“Requiring messaging apps to ‘trace’ chats is the equivalent of asking us to keep a fingerprint of every single message sent on WhatsApp, which would break end-to-end encryption and fundamentally undermines people’s right to privacy,” WhatsApp spokesman said.
Civil society and technical experts around the world have consistently argued that a requirement to ‘trace’ private messages would break end-to-end encryption and lead to real abuse, the spokesperson added.
It is not only a threat to people’s right to privacy but also an innocent man’s quench for accuracy. People commonly take content from websites and copy-paste. WhatsApp said some might have “shared it out of concern, or sent it to check the accuracy”.
India tackles every question that poses a threat to the “govt’s image”. Accounts that expose the govt’s catastrophic handling of covid-19 to brutal attacks against minorities are often followed by an immediate ban. This attitude of the government is a threat to “freedom of speech” and the world’s largest democracy.

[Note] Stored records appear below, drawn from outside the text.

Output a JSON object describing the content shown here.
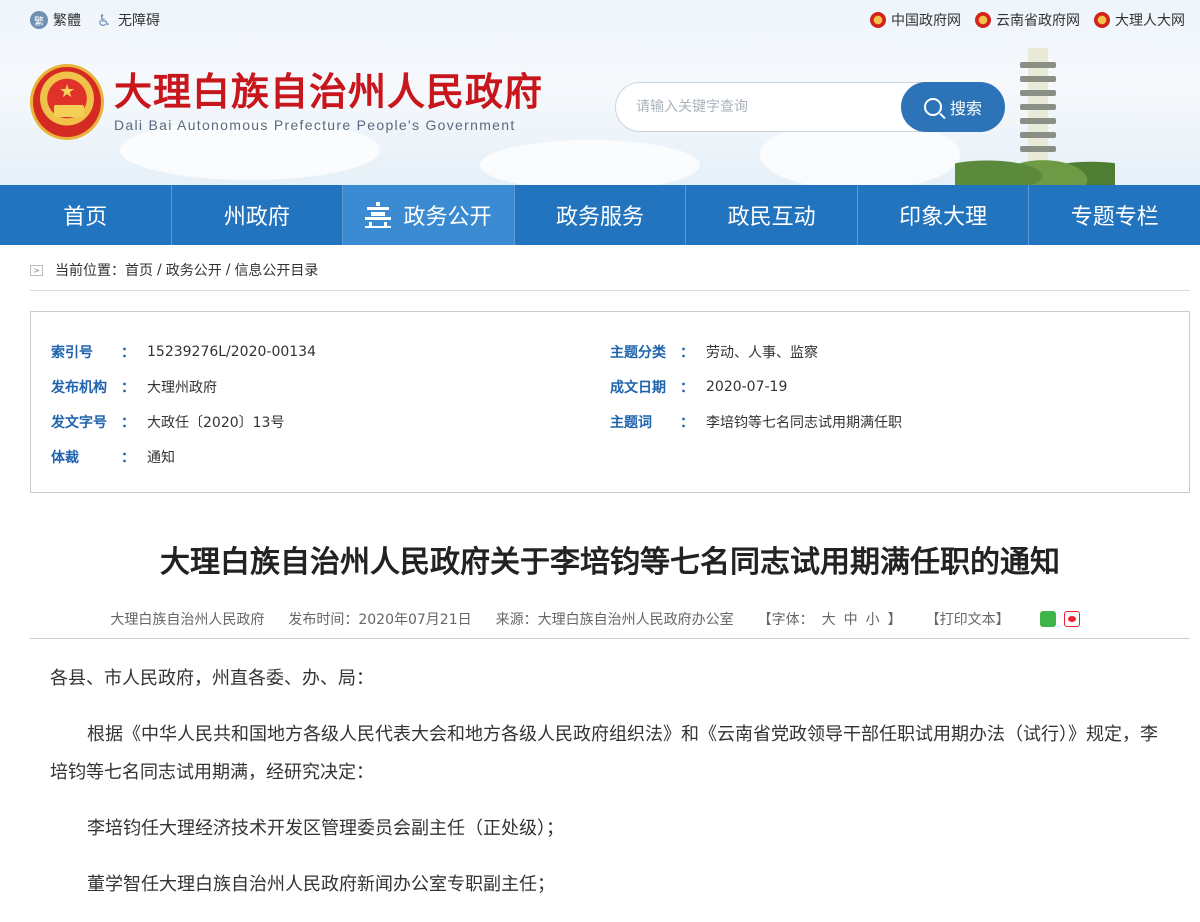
{
  "topbar": {
    "traditional": "繁體",
    "accessibility": "无障碍",
    "links": [
      "中国政府网",
      "云南省政府网",
      "大理人大网"
    ]
  },
  "brand": {
    "name_cn": "大理白族自治州人民政府",
    "name_en": "Dali Bai Autonomous Prefecture People's Government"
  },
  "search": {
    "placeholder": "请输入关键字查询",
    "button": "搜索"
  },
  "nav": {
    "items": [
      "首页",
      "州政府",
      "政务公开",
      "政务服务",
      "政民互动",
      "印象大理",
      "专题专栏"
    ],
    "active_index": 2
  },
  "breadcrumb": {
    "label": "当前位置：",
    "items": [
      "首页",
      "政务公开",
      "信息公开目录"
    ]
  },
  "info": {
    "index_no": {
      "key": "索引号",
      "value": "15239276L/2020-00134"
    },
    "publisher": {
      "key": "发布机构",
      "value": "大理州政府"
    },
    "doc_no": {
      "key": "发文字号",
      "value": "大政任〔2020〕13号"
    },
    "genre": {
      "key": "体裁",
      "value": "通知"
    },
    "topic": {
      "key": "主题分类",
      "value": "劳动、人事、监察"
    },
    "date": {
      "key": "成文日期",
      "value": "2020-07-19"
    },
    "keywords": {
      "key": "主题词",
      "value": "李培钧等七名同志试用期满任职"
    },
    "colon": "："
  },
  "article": {
    "title": "大理白族自治州人民政府关于李培钧等七名同志试用期满任职的通知",
    "author": "大理白族自治州人民政府",
    "publish_label": "发布时间：2020年07月21日",
    "source_label": "来源：大理白族自治州人民政府办公室",
    "font_label_open": "【字体：",
    "font_large": "大",
    "font_medium": "中",
    "font_small": "小",
    "font_label_close": "】",
    "print_label": "【打印文本】",
    "paragraphs": [
      "各县、市人民政府，州直各委、办、局：",
      "根据《中华人民共和国地方各级人民代表大会和地方各级人民政府组织法》和《云南省党政领导干部任职试用期办法（试行）》规定，李培钧等七名同志试用期满，经研究决定：",
      "李培钧任大理经济技术开发区管理委员会副主任（正处级）；",
      "董学智任大理白族自治州人民政府新闻办公室专职副主任；"
    ]
  },
  "colors": {
    "nav_bg": "#2374bf",
    "nav_active": "#3b8bd2",
    "brand_red": "#c8161d",
    "info_key_blue": "#1f63ad"
  }
}
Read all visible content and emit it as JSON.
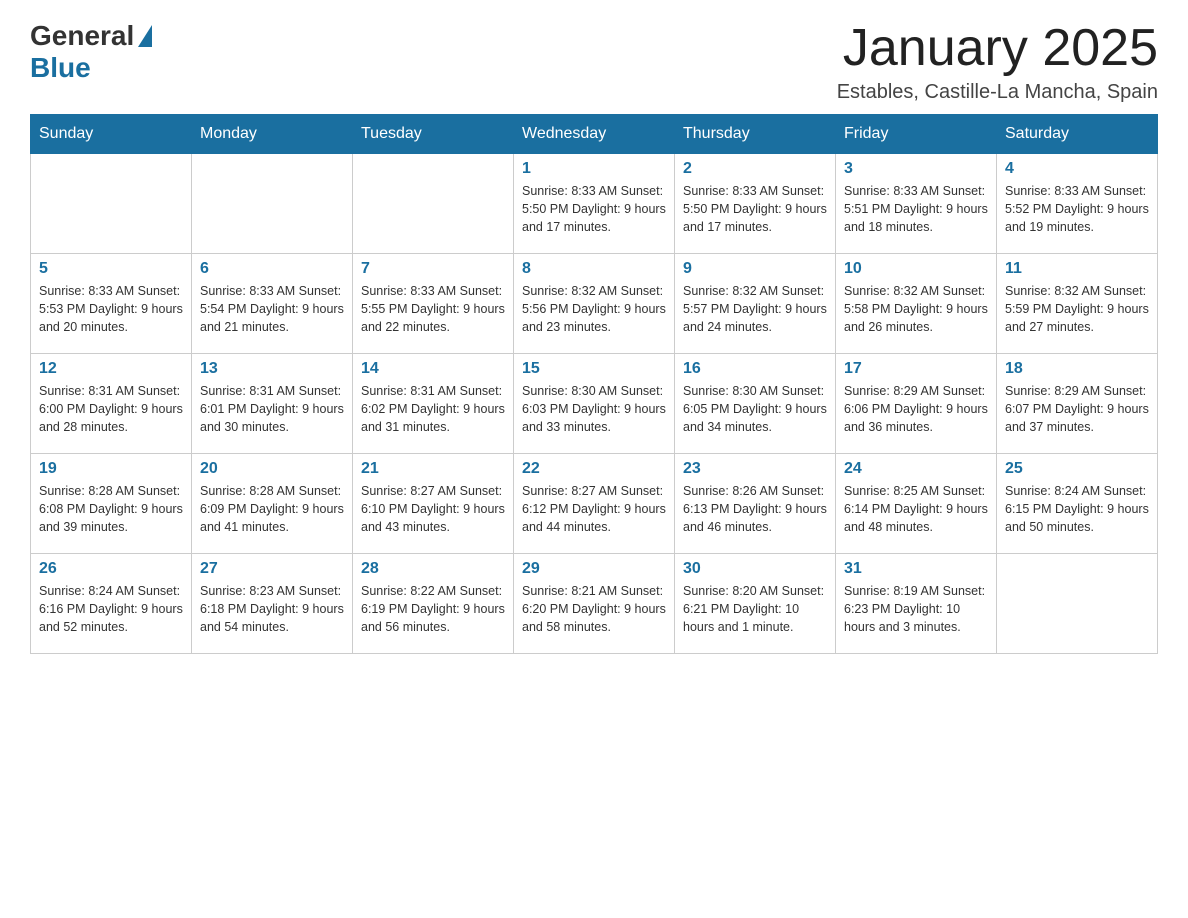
{
  "logo": {
    "general": "General",
    "blue": "Blue"
  },
  "title": "January 2025",
  "subtitle": "Estables, Castille-La Mancha, Spain",
  "days_of_week": [
    "Sunday",
    "Monday",
    "Tuesday",
    "Wednesday",
    "Thursday",
    "Friday",
    "Saturday"
  ],
  "weeks": [
    [
      {
        "day": "",
        "info": ""
      },
      {
        "day": "",
        "info": ""
      },
      {
        "day": "",
        "info": ""
      },
      {
        "day": "1",
        "info": "Sunrise: 8:33 AM\nSunset: 5:50 PM\nDaylight: 9 hours\nand 17 minutes."
      },
      {
        "day": "2",
        "info": "Sunrise: 8:33 AM\nSunset: 5:50 PM\nDaylight: 9 hours\nand 17 minutes."
      },
      {
        "day": "3",
        "info": "Sunrise: 8:33 AM\nSunset: 5:51 PM\nDaylight: 9 hours\nand 18 minutes."
      },
      {
        "day": "4",
        "info": "Sunrise: 8:33 AM\nSunset: 5:52 PM\nDaylight: 9 hours\nand 19 minutes."
      }
    ],
    [
      {
        "day": "5",
        "info": "Sunrise: 8:33 AM\nSunset: 5:53 PM\nDaylight: 9 hours\nand 20 minutes."
      },
      {
        "day": "6",
        "info": "Sunrise: 8:33 AM\nSunset: 5:54 PM\nDaylight: 9 hours\nand 21 minutes."
      },
      {
        "day": "7",
        "info": "Sunrise: 8:33 AM\nSunset: 5:55 PM\nDaylight: 9 hours\nand 22 minutes."
      },
      {
        "day": "8",
        "info": "Sunrise: 8:32 AM\nSunset: 5:56 PM\nDaylight: 9 hours\nand 23 minutes."
      },
      {
        "day": "9",
        "info": "Sunrise: 8:32 AM\nSunset: 5:57 PM\nDaylight: 9 hours\nand 24 minutes."
      },
      {
        "day": "10",
        "info": "Sunrise: 8:32 AM\nSunset: 5:58 PM\nDaylight: 9 hours\nand 26 minutes."
      },
      {
        "day": "11",
        "info": "Sunrise: 8:32 AM\nSunset: 5:59 PM\nDaylight: 9 hours\nand 27 minutes."
      }
    ],
    [
      {
        "day": "12",
        "info": "Sunrise: 8:31 AM\nSunset: 6:00 PM\nDaylight: 9 hours\nand 28 minutes."
      },
      {
        "day": "13",
        "info": "Sunrise: 8:31 AM\nSunset: 6:01 PM\nDaylight: 9 hours\nand 30 minutes."
      },
      {
        "day": "14",
        "info": "Sunrise: 8:31 AM\nSunset: 6:02 PM\nDaylight: 9 hours\nand 31 minutes."
      },
      {
        "day": "15",
        "info": "Sunrise: 8:30 AM\nSunset: 6:03 PM\nDaylight: 9 hours\nand 33 minutes."
      },
      {
        "day": "16",
        "info": "Sunrise: 8:30 AM\nSunset: 6:05 PM\nDaylight: 9 hours\nand 34 minutes."
      },
      {
        "day": "17",
        "info": "Sunrise: 8:29 AM\nSunset: 6:06 PM\nDaylight: 9 hours\nand 36 minutes."
      },
      {
        "day": "18",
        "info": "Sunrise: 8:29 AM\nSunset: 6:07 PM\nDaylight: 9 hours\nand 37 minutes."
      }
    ],
    [
      {
        "day": "19",
        "info": "Sunrise: 8:28 AM\nSunset: 6:08 PM\nDaylight: 9 hours\nand 39 minutes."
      },
      {
        "day": "20",
        "info": "Sunrise: 8:28 AM\nSunset: 6:09 PM\nDaylight: 9 hours\nand 41 minutes."
      },
      {
        "day": "21",
        "info": "Sunrise: 8:27 AM\nSunset: 6:10 PM\nDaylight: 9 hours\nand 43 minutes."
      },
      {
        "day": "22",
        "info": "Sunrise: 8:27 AM\nSunset: 6:12 PM\nDaylight: 9 hours\nand 44 minutes."
      },
      {
        "day": "23",
        "info": "Sunrise: 8:26 AM\nSunset: 6:13 PM\nDaylight: 9 hours\nand 46 minutes."
      },
      {
        "day": "24",
        "info": "Sunrise: 8:25 AM\nSunset: 6:14 PM\nDaylight: 9 hours\nand 48 minutes."
      },
      {
        "day": "25",
        "info": "Sunrise: 8:24 AM\nSunset: 6:15 PM\nDaylight: 9 hours\nand 50 minutes."
      }
    ],
    [
      {
        "day": "26",
        "info": "Sunrise: 8:24 AM\nSunset: 6:16 PM\nDaylight: 9 hours\nand 52 minutes."
      },
      {
        "day": "27",
        "info": "Sunrise: 8:23 AM\nSunset: 6:18 PM\nDaylight: 9 hours\nand 54 minutes."
      },
      {
        "day": "28",
        "info": "Sunrise: 8:22 AM\nSunset: 6:19 PM\nDaylight: 9 hours\nand 56 minutes."
      },
      {
        "day": "29",
        "info": "Sunrise: 8:21 AM\nSunset: 6:20 PM\nDaylight: 9 hours\nand 58 minutes."
      },
      {
        "day": "30",
        "info": "Sunrise: 8:20 AM\nSunset: 6:21 PM\nDaylight: 10 hours\nand 1 minute."
      },
      {
        "day": "31",
        "info": "Sunrise: 8:19 AM\nSunset: 6:23 PM\nDaylight: 10 hours\nand 3 minutes."
      },
      {
        "day": "",
        "info": ""
      }
    ]
  ]
}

A new low in crushing the dissent
Social media posts that unveil brutal truths are labeled as “misinformation” by the government. Individuals and journalists engaged in sharing such content are attacked. The press freedom in India has climbed down to 142 in 2020. In such a country, the request for “traceability” would lead to more attacks.
The new IT rules would act as an attempt to solidify the ‘Godi Media’, “A pejorative term coined and popularized by NDTV journalist Ravish Kumar, for the sensationalist and biased Indian print and TV news media, which supports the ruling National Democratic Alliance (NDA) government,” according to Wikipedia. Rules are set to get “ultimate power” to suppress social media content. Some artists criticized the government for threatening their freedom of expression.
Twitter has been battling with the Indian government since the farmers’ protest. Twitter was requested to take down tweets against “govt’s image” but the tweets were later restored, putting Twitter on heat.
The microblogging site plays the role of opposition. It faces mounting criticism for its refusal to block tweets against Indian Prime Minister Narendra Modi to the tagging of Bharatiya Janata Party (BJP) spokesperson’s tweet as “manipulated media”.
“To keep our service available, we will strive to comply with applicable law in India. But, just as we do around the world, we will continue to be strictly guided by principles of transparency, a commitment to empowering every voice on the service, and protecting freedom of expression and privacy under the rule of law,” Twitter responded.
“Twitter is a platform, not a regulator. To regulate, they say they have kept fact-checkers. Who are these fact-checkers? I want to know their names and how they have been appointed. Some of these fact-checkers have one agenda, Hate Modi. Twitter could not find any neutral fact-checkers in such a big country? This question needs to be raised. Twitter should just follow India’s laws. Just put a grievance redressal officer so an ordinary person can make a complaint. Appoint a nodal officer so an investigating agency can get help from you,” The minister of Electronics and Information Technology Ravi Shankar Prasad said in an exclusive interview with India Today.
Prasad went on to say that the problem is not with the use of social media but with misuse of it. He added: “When that happens, what should a person do? Is it not true that sometimes compromising photographs of women are uploaded on social media? Sometimes people are defamed on social media? To counter this, we have asked social media companies in the new IT rules to appoint a grievance redressal officer so that Indian users have someone to complain to in such situations. They should not have to complain to someone in the US. What is the problem with that?”
Seize the moment: Koo, the Indian rival of Twitter with nearly 6 million users is emerging as a major social media under the new guidelines. Press release by the Ministry of Electronics and IT in response to the statements made by Twitter first appeared on Koo.
Google and Facebook will comply with the new IT rules. “It’s obviously early days, and our local teams are very engaged. You know we comply with local laws, and we will approach it with the same framework, ” Google chief executive Sundar Pichai said.
“We engage and explain to everyone the importance of information, promoting free flow of information, but we do want to respect legislative processes in democratic countries. We are committed to complying,” he added.